| Exercise details |
Only the lines that hold "text" should be in the answer, each copied from the data below.

━━ Dataset records

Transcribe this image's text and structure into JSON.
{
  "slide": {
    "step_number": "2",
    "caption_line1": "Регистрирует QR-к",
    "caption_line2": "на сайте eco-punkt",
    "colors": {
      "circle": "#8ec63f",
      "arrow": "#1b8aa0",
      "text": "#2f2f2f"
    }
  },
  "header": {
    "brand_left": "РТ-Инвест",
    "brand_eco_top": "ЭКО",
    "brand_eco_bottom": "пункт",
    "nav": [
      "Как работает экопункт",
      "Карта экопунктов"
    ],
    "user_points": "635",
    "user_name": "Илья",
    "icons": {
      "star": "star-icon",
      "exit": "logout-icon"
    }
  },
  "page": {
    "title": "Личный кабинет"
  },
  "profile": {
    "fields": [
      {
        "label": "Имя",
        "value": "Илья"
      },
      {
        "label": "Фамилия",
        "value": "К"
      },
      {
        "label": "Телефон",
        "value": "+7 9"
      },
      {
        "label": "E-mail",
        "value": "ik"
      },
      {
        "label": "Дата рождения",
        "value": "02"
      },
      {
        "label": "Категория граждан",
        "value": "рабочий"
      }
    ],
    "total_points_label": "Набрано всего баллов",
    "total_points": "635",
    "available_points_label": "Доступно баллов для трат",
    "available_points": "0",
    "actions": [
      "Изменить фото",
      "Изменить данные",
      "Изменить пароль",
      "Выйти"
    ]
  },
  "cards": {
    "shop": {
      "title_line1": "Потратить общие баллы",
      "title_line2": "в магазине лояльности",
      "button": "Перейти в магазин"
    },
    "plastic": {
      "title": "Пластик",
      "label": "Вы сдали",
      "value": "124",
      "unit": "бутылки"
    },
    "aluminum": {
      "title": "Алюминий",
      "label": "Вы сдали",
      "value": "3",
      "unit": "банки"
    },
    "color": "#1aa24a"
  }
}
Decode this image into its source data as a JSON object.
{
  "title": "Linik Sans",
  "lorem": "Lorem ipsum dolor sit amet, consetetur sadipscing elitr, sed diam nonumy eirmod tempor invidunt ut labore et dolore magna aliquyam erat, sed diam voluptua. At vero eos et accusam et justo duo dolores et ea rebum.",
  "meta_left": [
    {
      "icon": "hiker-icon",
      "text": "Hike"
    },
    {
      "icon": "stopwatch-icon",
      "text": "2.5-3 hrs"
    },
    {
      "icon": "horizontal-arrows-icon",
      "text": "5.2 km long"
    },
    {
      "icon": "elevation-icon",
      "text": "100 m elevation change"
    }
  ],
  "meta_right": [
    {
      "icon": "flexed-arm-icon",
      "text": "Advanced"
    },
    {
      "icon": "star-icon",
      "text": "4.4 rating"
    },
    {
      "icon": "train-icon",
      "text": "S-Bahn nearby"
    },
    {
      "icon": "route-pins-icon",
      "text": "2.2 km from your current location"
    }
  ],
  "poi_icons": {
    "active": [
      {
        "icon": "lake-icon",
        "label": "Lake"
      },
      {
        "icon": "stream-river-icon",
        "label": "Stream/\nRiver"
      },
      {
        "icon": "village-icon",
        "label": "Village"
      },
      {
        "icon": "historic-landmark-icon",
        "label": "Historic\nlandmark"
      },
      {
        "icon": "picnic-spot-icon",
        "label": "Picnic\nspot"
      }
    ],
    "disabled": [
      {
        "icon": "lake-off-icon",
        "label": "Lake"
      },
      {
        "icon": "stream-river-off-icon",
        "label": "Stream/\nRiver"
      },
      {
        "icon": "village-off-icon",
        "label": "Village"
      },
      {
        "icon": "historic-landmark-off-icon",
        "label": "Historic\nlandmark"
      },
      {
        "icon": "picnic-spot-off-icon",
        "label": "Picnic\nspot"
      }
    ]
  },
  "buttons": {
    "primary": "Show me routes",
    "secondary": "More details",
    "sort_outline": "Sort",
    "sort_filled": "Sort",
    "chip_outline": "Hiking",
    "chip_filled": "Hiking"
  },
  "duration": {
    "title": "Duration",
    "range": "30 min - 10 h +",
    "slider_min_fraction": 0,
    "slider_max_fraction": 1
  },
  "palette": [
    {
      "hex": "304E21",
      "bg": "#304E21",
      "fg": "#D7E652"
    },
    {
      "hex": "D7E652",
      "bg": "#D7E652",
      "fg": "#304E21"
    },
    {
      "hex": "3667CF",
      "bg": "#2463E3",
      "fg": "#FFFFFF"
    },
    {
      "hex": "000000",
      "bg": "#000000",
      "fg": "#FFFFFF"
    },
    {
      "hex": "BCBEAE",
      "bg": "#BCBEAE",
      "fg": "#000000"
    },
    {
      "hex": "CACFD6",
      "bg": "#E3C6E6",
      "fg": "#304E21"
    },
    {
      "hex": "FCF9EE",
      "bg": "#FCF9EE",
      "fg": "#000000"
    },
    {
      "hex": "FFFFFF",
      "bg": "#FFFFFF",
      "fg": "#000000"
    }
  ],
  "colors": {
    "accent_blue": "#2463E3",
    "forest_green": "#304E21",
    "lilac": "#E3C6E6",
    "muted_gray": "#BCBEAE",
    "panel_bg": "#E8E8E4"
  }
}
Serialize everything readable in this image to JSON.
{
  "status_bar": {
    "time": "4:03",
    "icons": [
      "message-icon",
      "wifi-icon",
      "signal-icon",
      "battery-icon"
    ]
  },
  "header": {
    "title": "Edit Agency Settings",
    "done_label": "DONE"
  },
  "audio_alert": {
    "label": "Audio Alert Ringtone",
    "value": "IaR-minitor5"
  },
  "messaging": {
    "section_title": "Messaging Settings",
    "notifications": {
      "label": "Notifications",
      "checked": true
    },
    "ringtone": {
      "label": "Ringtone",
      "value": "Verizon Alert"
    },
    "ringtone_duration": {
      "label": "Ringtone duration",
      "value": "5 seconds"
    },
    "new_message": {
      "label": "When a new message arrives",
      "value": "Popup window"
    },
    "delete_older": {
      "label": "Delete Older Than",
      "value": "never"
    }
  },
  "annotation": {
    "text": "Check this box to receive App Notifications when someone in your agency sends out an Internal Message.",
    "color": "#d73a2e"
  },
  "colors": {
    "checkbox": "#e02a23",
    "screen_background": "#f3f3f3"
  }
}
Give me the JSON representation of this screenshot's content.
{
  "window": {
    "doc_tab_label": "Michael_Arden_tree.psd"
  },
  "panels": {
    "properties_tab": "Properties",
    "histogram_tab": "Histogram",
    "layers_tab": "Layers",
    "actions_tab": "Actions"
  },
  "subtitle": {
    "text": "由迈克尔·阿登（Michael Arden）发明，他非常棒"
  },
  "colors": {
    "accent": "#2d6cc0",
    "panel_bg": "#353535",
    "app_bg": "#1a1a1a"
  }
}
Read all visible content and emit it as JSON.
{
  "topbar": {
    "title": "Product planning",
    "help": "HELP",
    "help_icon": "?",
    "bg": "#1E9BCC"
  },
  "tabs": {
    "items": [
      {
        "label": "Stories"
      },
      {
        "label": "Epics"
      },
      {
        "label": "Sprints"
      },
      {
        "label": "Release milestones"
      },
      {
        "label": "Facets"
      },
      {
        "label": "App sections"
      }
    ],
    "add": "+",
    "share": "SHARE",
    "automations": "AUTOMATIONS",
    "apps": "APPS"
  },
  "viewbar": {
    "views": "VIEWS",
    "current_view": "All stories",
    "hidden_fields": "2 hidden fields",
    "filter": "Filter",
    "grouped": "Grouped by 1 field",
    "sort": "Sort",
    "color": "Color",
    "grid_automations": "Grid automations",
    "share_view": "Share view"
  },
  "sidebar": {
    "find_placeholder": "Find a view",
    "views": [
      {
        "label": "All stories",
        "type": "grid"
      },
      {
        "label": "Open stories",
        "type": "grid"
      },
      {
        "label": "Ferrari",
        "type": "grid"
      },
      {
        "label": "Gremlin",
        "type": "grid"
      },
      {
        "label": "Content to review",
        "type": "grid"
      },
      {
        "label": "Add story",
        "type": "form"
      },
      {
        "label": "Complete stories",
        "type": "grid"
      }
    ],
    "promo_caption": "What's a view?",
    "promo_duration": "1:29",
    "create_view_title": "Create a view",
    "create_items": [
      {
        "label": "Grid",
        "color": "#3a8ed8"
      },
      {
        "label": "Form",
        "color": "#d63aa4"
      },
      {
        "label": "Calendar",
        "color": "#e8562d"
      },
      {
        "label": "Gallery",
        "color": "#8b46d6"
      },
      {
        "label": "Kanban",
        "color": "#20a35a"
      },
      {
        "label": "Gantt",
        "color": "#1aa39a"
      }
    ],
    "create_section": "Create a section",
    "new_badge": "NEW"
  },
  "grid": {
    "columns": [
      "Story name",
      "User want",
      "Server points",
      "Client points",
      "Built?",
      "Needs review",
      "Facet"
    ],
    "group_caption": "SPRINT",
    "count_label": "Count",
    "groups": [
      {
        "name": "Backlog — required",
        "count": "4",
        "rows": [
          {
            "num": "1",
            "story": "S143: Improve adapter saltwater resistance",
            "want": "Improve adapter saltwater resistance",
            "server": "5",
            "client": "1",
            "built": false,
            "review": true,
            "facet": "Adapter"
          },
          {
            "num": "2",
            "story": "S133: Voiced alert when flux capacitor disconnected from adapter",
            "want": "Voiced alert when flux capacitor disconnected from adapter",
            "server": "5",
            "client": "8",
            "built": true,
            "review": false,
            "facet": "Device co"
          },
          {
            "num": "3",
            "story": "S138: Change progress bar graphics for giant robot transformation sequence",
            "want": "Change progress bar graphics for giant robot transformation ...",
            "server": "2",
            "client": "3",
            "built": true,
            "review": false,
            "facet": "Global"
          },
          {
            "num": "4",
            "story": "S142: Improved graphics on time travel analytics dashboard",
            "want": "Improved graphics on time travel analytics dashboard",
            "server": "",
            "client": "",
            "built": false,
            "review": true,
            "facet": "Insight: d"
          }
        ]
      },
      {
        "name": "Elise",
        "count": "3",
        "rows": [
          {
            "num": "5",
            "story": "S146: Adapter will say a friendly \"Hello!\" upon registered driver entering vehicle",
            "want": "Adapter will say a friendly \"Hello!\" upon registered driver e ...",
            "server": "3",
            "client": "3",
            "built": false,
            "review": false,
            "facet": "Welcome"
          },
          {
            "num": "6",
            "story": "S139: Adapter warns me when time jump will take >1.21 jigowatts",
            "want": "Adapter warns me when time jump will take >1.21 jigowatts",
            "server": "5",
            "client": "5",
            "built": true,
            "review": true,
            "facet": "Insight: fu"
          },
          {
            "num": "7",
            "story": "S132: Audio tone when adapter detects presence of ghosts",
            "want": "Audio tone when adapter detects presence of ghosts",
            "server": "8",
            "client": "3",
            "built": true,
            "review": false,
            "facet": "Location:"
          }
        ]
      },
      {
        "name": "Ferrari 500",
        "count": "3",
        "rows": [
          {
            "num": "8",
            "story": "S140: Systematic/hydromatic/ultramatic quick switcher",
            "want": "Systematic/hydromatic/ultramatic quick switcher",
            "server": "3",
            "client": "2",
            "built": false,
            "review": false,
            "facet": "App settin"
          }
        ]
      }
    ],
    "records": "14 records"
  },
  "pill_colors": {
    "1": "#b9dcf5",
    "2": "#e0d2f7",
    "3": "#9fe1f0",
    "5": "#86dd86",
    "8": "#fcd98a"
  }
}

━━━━

| Written answer |
Transcribe this image's text and structure into JSON.
      "text": "#2f2f2f"
      "text": "Hike"
      "text": "2.5-3 hrs"
      "text": "5.2 km long"
      "text": "100 m elevation change"
      "text": "Advanced"
      "text": "4.4 rating"
      "text": "S-Bahn nearby"
      "text": "2.2 km from your current location"
    "text": "Check this box to receive App Notifications when someone in your agency sends out an Internal Message.",
    "text": "由迈克尔·阿登（Michael Arden）发明，他非常棒"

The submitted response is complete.